I’m no clairvoyant, but the idea of technology replacing doctors – a topic raised by two articles in the Telegraph over the last couple of weeks – is not one I can see happening , or anything close, for a very long time if ever.
One editorial went so far as to claim that GPs should be working harder in order to meet the growing demand of our ageing population. I’m not quite sure how.
“Being the only people who know about our health has made doctors wealthy and important, so it would be understandable if they had reservations about technology that threatens to overturn their monopoly on medical wisdom.”
GPs and our teams are working harder than ever to deliver well in excess of 370 million patient consultations this year – upwards of 60 million more than five years ago. Yet the funding for our service in real terms has declined dramatically over the last ten years, and our workforce has remained relatively stagnant. It certainly hasn’t risen in accordance with demand.
We can’t “work harder” without significant investment in our service, including thousands more GPs. Trying to do so would threaten our patients’ safety and put our own health at risk.
We need more resources and we also need less red tape keeping us away from frontline patient care. We also need the media to stop telling us to work harder when we’re already working ourselves to the bone.
As GPs, we are not resisting the use of technology. In fact we want to maximise our use of technology as part of a 21st century health service.
The potential for us, for the NHS, and for our patients is phenomenal.
In many respects, general practice is leading the way in implementing technology in healthcare. We were the first service to introduce electronic medical records and now 97 per cent GP practices now also offer some form of online access to patients, be it the ability to book GP appointments, ordering repeat prescriptions, or accessing their medical records ( something the College is supporting family doctors and their teams to implement ).
These services can be particularly beneficial for our growing number of patients with multiple complex and chronic conditions, for which our health service is not designed to deal with in such huge and rapidly growing numbers.
Technology can also support patients to care for themselves, and help to foster active lifestyles – essential in order to keep general practice, and the wider NHS, sustainable whilst resources are so scare and demand for GP services is so high.
Gadgets like Fitbits and Jawbones and other monitoring devices, and consoles like Nintendo Wiis, are already facilitating this, And the fact they are becoming so popular amongst a wide demographic can only be a good thing.
But gizmos and gadgets can’t do everything.
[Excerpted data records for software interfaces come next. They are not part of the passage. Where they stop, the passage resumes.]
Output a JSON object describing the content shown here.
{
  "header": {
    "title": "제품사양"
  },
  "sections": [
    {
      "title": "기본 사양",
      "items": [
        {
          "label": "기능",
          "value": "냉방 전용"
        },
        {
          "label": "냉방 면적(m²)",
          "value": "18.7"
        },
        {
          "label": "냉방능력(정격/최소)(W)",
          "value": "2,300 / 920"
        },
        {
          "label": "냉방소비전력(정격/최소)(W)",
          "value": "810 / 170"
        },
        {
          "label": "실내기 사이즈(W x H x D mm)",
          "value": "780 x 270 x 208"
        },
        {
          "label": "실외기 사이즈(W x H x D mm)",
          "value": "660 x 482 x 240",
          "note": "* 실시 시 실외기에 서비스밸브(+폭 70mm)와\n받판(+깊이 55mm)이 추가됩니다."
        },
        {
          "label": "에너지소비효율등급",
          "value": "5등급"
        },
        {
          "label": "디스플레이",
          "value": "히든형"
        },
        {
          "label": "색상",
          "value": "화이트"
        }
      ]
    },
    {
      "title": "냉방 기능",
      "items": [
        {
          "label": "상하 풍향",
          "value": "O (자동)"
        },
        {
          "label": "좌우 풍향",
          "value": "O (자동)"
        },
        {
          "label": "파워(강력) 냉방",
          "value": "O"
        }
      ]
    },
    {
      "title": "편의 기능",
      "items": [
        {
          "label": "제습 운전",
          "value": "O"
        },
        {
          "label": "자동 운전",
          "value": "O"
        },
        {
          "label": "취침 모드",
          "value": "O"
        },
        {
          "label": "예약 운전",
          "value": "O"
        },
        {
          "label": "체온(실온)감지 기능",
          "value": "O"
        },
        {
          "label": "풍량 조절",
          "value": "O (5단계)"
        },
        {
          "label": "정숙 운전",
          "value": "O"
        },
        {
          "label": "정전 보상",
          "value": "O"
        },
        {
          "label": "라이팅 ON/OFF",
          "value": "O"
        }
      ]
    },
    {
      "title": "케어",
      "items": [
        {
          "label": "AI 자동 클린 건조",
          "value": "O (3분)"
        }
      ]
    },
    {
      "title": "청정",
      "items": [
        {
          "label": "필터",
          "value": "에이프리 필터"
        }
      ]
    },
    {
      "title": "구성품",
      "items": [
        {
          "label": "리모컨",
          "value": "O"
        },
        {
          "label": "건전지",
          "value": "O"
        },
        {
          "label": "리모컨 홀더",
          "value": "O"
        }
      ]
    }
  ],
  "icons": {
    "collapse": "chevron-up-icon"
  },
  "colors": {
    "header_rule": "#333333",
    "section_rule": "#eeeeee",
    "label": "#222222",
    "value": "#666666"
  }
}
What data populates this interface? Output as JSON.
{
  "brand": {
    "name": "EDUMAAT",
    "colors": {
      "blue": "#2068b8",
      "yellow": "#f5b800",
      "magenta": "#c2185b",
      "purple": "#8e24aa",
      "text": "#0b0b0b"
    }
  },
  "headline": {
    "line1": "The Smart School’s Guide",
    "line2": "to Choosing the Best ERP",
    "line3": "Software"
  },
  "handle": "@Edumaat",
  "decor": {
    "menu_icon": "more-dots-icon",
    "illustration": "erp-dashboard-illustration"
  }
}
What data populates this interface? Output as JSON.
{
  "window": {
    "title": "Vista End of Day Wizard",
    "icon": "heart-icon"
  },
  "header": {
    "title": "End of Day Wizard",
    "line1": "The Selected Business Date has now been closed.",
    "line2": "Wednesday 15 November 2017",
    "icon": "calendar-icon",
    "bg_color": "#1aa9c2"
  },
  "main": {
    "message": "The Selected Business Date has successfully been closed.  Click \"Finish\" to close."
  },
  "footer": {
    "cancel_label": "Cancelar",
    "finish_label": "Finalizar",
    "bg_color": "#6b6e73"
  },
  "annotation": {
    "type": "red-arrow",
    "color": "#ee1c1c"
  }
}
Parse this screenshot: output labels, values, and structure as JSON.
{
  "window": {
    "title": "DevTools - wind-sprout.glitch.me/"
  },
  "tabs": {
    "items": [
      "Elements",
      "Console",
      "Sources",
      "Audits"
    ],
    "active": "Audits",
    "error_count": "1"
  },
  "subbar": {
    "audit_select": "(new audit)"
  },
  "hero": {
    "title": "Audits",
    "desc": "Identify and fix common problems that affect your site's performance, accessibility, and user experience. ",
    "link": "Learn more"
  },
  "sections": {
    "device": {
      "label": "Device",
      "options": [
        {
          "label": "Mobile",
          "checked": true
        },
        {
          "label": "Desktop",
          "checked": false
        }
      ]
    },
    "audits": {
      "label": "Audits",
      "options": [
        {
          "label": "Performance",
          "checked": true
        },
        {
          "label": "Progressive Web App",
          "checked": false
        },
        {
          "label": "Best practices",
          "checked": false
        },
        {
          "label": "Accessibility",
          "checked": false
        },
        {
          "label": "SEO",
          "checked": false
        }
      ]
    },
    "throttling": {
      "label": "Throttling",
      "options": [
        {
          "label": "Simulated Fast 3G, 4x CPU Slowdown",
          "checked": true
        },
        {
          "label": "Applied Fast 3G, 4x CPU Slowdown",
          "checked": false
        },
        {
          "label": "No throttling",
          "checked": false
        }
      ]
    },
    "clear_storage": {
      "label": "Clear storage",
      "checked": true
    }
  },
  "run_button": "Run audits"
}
The role of a doctor is multi-faceted. It isn’t just clinical knowledge or use of data; it’s judgement, it’s communication, it’s diplomacy, it’s tact, it’s pattern recognition. Crucially, it is the ability to apply that knowledge and adapt it to suit the patient in front of you, within the prevailing ethical and regulatory frameworks.
A computer or robot or algorithm might be able to do elements of this but not all. These days, people very rarely have just one thing wrong with them at any one time. Machines, no matter how good they are, are a long way off from being able to handle that complexity at the moment, and nor are they likely to. Fundamentally, no machine or programme has any “understanding” of the human condition .
In the short term, there are also patient safety concerns. We are all aware of the potential for human error but errors in technology can happen too. And, as yet, there are few safeguards for software in comparison to those in place for the drugs, devices and, yes, the humans in the system.
Take apps, a growing market with massive potential . Kitemarking isn’t readily available and the current medical regulatory framework for apps that are registered as medical devices is not fit for purpose for 21st century apps and the way in which technology is evolving.
It is essential for patient care that apps provide correct, evidence-based information and that appropriate safeguards are put in place – there is definitely a need for some form of regulation
We also have concerns about the patient safety implications of apps offering virtual consultations via smartphones. Patients will be having consultations with GPs who are unfamiliar with – and won’t necessarily have access to – their medical history, or information about drugs that they have been prescribed. Medical histories provided by patients themselves will rarely be as comprehensive as those held by their family doctor. There are also many signs and symptoms that GPs look out for when making a diagnosis, that the patient might not think to raise. And a virtual GP cannot conduct a physical examination.
So, in my opinion, technology will never replace doctors. But healthcare professionals should embrace it for the benefit of our patients and the future sustainability of our health service.
This article was written by Professor Maureen Baker Chair of the Royal College of GPs from The Daily Telegraph and was legally licensed through the NewsCred publisher network.